I've read more than a few MiceChat threads where people have expressed enthusiasm for lands or rides dedicated to Disney villains. The thought just ocurred to me that what Tomorrowland needs is a large D-ticket ride surveying different dystopian concepts that people have had of the future. Innoventions would be a perfect place for such a ride.
Let me explain.
One perennial problem that imagineers have with TL (besides the continual need to revamp the place to keep it fresh) is that we are no longer as optimistic as we once were that technology is really going to make the future a better place for us. When Walt built Disneyland, folks had a lot to celebrate and marvel over in this respect. We were just entering the space age and were convinced that our burgeoning knowledge of chemistry and physics was going to usher us into a wonderful new atomic age. Today we are more cynical. Nuclear power is feared and our attempts to alter our environment have had dangerous repercussions.
I am NOT saying that I think imagineers should abandon an optmistic vision of the future. I still believe that TL should be dedicated to this. In fact, this idea is even born out of optimism. Here's how: I was thinking that aside from the legitimate nostalgia that older TL attractions like the PeopleMover elicit, it's sad that so many people say they would like to see it return. I'm all for PM being revised and updated, but for it to come back basically as it was would be a sad capitulation to our current lack of ideas and lack of faith in the future. In the 50's and 60's, Disney was all about prototyping transportation systems of the future. Whatever became of that?

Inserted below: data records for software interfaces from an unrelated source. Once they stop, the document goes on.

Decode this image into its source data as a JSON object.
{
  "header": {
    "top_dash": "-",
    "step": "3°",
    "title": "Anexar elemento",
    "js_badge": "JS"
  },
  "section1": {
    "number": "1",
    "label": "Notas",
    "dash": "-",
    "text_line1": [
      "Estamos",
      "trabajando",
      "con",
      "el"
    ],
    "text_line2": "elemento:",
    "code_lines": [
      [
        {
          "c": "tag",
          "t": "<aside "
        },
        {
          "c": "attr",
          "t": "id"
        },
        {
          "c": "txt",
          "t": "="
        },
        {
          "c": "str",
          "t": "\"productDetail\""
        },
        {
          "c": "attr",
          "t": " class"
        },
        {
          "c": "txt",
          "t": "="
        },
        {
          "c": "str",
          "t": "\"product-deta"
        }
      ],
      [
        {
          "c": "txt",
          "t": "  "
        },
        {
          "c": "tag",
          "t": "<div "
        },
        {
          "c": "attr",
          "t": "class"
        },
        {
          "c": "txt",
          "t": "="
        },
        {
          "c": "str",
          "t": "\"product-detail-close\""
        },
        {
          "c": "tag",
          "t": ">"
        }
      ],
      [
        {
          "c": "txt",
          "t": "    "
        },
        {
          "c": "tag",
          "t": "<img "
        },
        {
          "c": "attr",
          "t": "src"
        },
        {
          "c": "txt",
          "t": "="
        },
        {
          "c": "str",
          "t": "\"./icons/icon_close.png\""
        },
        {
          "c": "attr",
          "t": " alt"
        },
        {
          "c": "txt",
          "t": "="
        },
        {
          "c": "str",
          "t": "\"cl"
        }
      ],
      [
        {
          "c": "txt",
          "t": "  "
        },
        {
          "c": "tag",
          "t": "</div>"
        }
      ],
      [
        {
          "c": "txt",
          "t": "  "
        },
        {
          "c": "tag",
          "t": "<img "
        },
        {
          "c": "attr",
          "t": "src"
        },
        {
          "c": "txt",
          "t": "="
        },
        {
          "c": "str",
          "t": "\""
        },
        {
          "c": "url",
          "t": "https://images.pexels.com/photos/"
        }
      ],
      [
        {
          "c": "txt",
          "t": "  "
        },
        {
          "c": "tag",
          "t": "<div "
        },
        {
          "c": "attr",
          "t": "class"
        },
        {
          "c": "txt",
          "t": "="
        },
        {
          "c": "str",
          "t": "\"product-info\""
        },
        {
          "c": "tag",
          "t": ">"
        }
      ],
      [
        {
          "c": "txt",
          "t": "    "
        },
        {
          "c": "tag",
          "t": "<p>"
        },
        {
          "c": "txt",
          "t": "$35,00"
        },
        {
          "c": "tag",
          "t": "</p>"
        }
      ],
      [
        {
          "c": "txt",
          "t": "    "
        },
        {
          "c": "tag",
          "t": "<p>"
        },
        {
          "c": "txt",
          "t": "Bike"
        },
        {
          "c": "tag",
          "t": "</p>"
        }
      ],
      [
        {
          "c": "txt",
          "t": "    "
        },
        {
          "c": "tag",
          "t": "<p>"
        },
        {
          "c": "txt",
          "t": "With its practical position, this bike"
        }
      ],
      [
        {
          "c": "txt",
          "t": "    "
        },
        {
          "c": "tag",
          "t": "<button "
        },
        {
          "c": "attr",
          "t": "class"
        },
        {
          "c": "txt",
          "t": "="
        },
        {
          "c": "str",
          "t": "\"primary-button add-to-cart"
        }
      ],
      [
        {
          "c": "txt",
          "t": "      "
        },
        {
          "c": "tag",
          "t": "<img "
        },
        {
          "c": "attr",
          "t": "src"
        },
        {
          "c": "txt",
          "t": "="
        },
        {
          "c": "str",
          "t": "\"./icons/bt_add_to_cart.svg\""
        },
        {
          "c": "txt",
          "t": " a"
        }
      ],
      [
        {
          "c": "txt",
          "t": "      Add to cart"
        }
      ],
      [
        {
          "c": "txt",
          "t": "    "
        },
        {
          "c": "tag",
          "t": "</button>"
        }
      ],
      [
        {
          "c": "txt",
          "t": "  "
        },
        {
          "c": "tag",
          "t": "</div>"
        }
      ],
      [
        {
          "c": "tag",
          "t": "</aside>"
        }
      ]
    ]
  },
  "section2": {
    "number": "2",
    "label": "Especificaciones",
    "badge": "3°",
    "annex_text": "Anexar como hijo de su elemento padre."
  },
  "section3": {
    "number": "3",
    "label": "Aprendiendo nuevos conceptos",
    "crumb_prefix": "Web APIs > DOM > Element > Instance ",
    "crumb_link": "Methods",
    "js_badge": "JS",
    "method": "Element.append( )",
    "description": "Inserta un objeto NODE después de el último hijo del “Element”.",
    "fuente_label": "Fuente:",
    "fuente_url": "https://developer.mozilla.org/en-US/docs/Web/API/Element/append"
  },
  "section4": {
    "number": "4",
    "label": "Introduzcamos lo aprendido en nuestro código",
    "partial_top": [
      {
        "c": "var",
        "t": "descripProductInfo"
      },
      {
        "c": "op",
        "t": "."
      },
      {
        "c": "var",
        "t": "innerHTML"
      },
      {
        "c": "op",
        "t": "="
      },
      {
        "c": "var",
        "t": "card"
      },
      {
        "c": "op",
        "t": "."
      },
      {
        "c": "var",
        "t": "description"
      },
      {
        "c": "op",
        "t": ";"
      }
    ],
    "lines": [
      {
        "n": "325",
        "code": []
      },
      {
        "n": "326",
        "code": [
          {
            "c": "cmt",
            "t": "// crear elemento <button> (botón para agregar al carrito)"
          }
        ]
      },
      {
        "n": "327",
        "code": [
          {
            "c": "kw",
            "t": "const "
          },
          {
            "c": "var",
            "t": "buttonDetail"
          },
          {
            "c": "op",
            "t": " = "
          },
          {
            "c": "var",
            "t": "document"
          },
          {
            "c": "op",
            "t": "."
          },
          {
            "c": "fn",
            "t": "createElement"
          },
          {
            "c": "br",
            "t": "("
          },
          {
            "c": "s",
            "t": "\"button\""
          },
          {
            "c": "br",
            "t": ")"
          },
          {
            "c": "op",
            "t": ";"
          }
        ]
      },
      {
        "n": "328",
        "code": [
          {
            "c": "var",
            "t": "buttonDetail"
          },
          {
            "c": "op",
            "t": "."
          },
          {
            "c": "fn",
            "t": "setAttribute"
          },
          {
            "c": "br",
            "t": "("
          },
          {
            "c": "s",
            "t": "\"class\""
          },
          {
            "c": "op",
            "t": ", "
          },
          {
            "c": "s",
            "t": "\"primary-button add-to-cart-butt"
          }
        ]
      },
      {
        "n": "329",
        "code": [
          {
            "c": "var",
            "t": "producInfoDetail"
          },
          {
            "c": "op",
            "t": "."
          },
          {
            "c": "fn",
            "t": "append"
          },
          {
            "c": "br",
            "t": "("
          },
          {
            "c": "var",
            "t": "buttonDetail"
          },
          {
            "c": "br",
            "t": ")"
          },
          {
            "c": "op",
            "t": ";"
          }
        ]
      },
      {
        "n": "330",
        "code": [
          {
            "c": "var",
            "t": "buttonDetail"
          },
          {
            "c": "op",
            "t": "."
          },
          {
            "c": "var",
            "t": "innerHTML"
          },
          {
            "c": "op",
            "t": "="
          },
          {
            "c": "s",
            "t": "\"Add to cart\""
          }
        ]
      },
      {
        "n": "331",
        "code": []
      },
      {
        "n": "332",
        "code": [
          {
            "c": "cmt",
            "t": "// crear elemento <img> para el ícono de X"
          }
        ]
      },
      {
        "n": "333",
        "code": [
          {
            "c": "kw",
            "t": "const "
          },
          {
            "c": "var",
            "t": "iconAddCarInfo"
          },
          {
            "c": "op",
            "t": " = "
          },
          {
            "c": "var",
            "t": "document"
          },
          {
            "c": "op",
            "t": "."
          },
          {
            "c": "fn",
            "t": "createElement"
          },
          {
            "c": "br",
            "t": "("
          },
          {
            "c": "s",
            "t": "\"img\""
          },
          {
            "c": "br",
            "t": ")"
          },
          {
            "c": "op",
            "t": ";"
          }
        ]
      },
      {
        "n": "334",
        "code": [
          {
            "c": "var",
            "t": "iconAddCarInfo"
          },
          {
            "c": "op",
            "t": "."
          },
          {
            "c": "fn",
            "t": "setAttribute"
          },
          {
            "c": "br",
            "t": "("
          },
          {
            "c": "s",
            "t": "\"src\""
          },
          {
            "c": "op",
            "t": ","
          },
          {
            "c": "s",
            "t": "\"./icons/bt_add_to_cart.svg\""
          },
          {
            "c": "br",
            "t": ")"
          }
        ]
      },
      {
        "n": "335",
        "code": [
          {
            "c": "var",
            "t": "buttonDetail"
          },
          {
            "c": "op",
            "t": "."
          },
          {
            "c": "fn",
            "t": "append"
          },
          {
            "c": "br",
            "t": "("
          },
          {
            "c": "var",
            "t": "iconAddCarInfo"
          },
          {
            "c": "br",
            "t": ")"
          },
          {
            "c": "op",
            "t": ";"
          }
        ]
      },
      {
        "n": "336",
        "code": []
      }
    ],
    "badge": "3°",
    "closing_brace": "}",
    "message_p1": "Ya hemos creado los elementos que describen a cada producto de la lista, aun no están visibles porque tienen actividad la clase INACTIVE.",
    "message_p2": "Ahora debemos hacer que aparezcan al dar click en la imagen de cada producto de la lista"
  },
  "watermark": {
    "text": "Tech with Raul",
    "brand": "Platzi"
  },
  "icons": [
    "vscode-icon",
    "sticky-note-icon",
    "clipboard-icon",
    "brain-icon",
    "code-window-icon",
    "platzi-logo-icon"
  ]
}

The main reason we don't see this today is because Walt is not here to drive the vision, but I also think part of the answer lies in that we have never seen these ideas successfully implemented in the world outside the berm. PeopleMovers did not end up getting installed in urban centers, nor did monorails, by and large. Like the House of the Future, those predictions have been so out of touch that we no longer buy into them. They didn't end up being practical.
But there's a reason why these concepts didn't get reproduced elsewhere. Real-world political and economic reasons, that it would be interesting to examine in a ride devoted to why so many great ideas don't get developed. That got me to thinking about the different kind of visions of the future that people have. Films like Blade Runner and Alien impress me because there is something gritty or real about them, even if they are a bit dark. I love watching Star Trek in its various forms, much like a person feels comfortable in their pajamas, but Star Trek is based on a utopian vision of the future in which the human race has "worked out" many of its problems. Fun to watch, but the surfaces are all a little too shiny. The suspension of disbelief required is very high.
What I'm saying is that I don't think people today will buy the shiny vision if you don't present the other side as well and let people know you've considered it. Why not face it head-on? We don't need a "movie ride" in which the guest visits sets from V for Vendetta and Blade Runner, but I think people have a right to know why we don't have domes controlling the weather, and where is my rocket pack, anyway!!?? Obviously, I'm thinking of a ride similar to Horizons, but depending on the way it's done (heavy or light on the edutainment) it could have a dark element to it, so that it sort of functions like the Haunted Mansion for the east side of the park.
"Dystopia" would actually be a cool name for the ride, but it sounds too much like Autopia, so that would never fly.